WORK TO COMPLETE | Without including any pictures, give back all of the data exactly.

[App and web page records]
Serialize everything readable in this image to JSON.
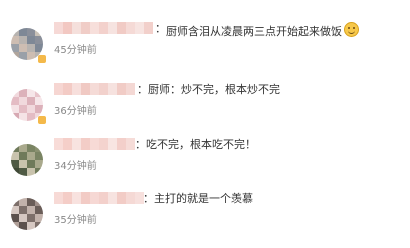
{
  "comments": [
    {
      "text": "厨师含泪从凌晨两三点开始起来做饭",
      "time": "45分钟前",
      "emoji_icon": "grinning-face-icon",
      "avatar_colors": [
        "#b7b3b0",
        "#c9c2b8",
        "#9aa0a8",
        "#7e8896",
        "#a59c98",
        "#cdbdb2",
        "#8a8f9a",
        "#b0a59c"
      ],
      "name_colors": [
        "#f6d9d6",
        "#f2c8c2",
        "#f5e0dc",
        "#f0cdc7",
        "#f7dfdb",
        "#f3d1cc",
        "#f6e3e0",
        "#f1cbc5",
        "#f5dad6",
        "#f7e4e1",
        "#f2d0cb"
      ]
    },
    {
      "text": "厨师：炒不完，根本炒不完",
      "time": "36分钟前",
      "avatar_colors": [
        "#f1d9dd",
        "#e8c4cb",
        "#f5e3e6",
        "#dcb1ba",
        "#efd2d8",
        "#e4bcc4",
        "#f6e6e9",
        "#d7a9b3"
      ],
      "name_colors": [
        "#f6d6d2",
        "#f3cbc5",
        "#f7dfdc",
        "#f0c9c3",
        "#f5dbd7",
        "#f2d1cc",
        "#f6e2df",
        "#f1ccc6",
        "#f4d8d4"
      ]
    },
    {
      "text": "吃不完，根本吃不完！",
      "time": "34分钟前",
      "avatar_colors": [
        "#6f7a5a",
        "#8a9170",
        "#4f5a44",
        "#a9a98c",
        "#5e6a4d",
        "#c9c3ad",
        "#7a8463",
        "#3f4936"
      ],
      "name_colors": [
        "#f8dcd8",
        "#f5cfc9",
        "#f8e3e0",
        "#f3cdc7",
        "#f7dad6",
        "#f4d3ce",
        "#f8e5e2",
        "#f3cfca",
        "#f6dcd8"
      ]
    },
    {
      "text": "主打的就是一个羡慕",
      "time": "35分钟前",
      "avatar_colors": [
        "#7d6f6a",
        "#a0908a",
        "#5c514d",
        "#c2b2ab",
        "#8e7f79",
        "#d6c8c2",
        "#6a5d58",
        "#b09f98"
      ],
      "name_colors": [
        "#f7dad6",
        "#f4cdc7",
        "#f8e2df",
        "#f2cbc5",
        "#f6d8d4",
        "#f3d0cb",
        "#f7e3e0",
        "#f2ccc6",
        "#f5d9d5",
        "#f7e0dd"
      ]
    }
  ]
}
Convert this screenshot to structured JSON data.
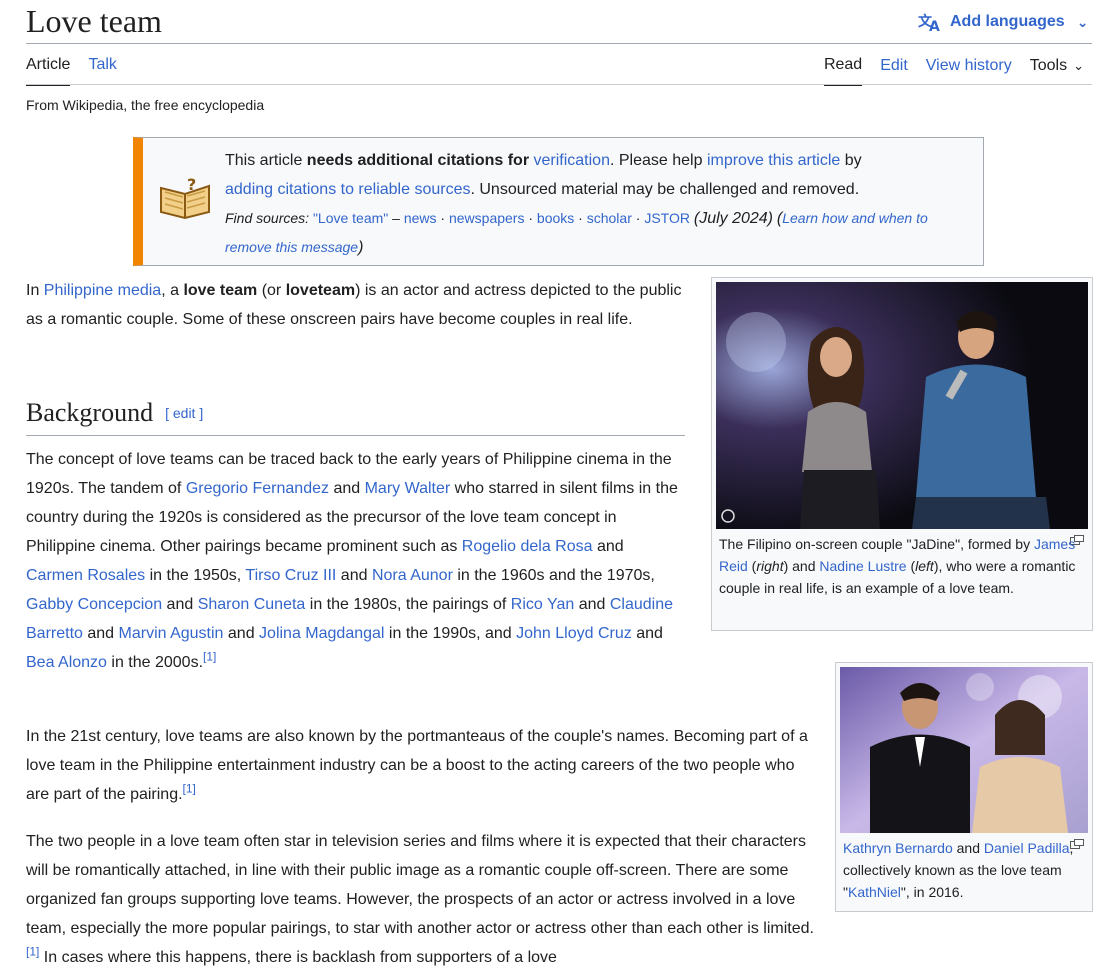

PROBLEM SOLUTION |
Serialize everything readable in this image to JSON.
{
  "comments": [
    {
      "text": "厨师含泪从凌晨两三点开始起来做饭",
      "time": "45分钟前",
      "emoji_icon": "grinning-face-icon",
      "avatar_colors": [
        "#b7b3b0",
        "#c9c2b8",
        "#9aa0a8",
        "#7e8896",
        "#a59c98",
        "#cdbdb2",
        "#8a8f9a",
        "#b0a59c"
      ],
      "name_colors": [
        "#f6d9d6",
        "#f2c8c2",
        "#f5e0dc",
        "#f0cdc7",
        "#f7dfdb",
        "#f3d1cc",
        "#f6e3e0",
        "#f1cbc5",
        "#f5dad6",
        "#f7e4e1",
        "#f2d0cb"
      ]
    },
    {
      "text": "厨师：炒不完，根本炒不完",
      "time": "36分钟前",
      "avatar_colors": [
        "#f1d9dd",
        "#e8c4cb",
        "#f5e3e6",
        "#dcb1ba",
        "#efd2d8",
        "#e4bcc4",
        "#f6e6e9",
        "#d7a9b3"
      ],
      "name_colors": [
        "#f6d6d2",
        "#f3cbc5",
        "#f7dfdc",
        "#f0c9c3",
        "#f5dbd7",
        "#f2d1cc",
        "#f6e2df",
        "#f1ccc6",
        "#f4d8d4"
      ]
    },
    {
      "text": "吃不完，根本吃不完！",
      "time": "34分钟前",
      "avatar_colors": [
        "#6f7a5a",
        "#8a9170",
        "#4f5a44",
        "#a9a98c",
        "#5e6a4d",
        "#c9c3ad",
        "#7a8463",
        "#3f4936"
      ],
      "name_colors": [
        "#f8dcd8",
        "#f5cfc9",
        "#f8e3e0",
        "#f3cdc7",
        "#f7dad6",
        "#f4d3ce",
        "#f8e5e2",
        "#f3cfca",
        "#f6dcd8"
      ]
    },
    {
      "text": "主打的就是一个羡慕",
      "time": "35分钟前",
      "avatar_colors": [
        "#7d6f6a",
        "#a0908a",
        "#5c514d",
        "#c2b2ab",
        "#8e7f79",
        "#d6c8c2",
        "#6a5d58",
        "#b09f98"
      ],
      "name_colors": [
        "#f7dad6",
        "#f4cdc7",
        "#f8e2df",
        "#f2cbc5",
        "#f6d8d4",
        "#f3d0cb",
        "#f7e3e0",
        "#f2ccc6",
        "#f5d9d5",
        "#f7e0dd"
      ]
    }
  ]
}
Convert this screenshot to structured JSON data.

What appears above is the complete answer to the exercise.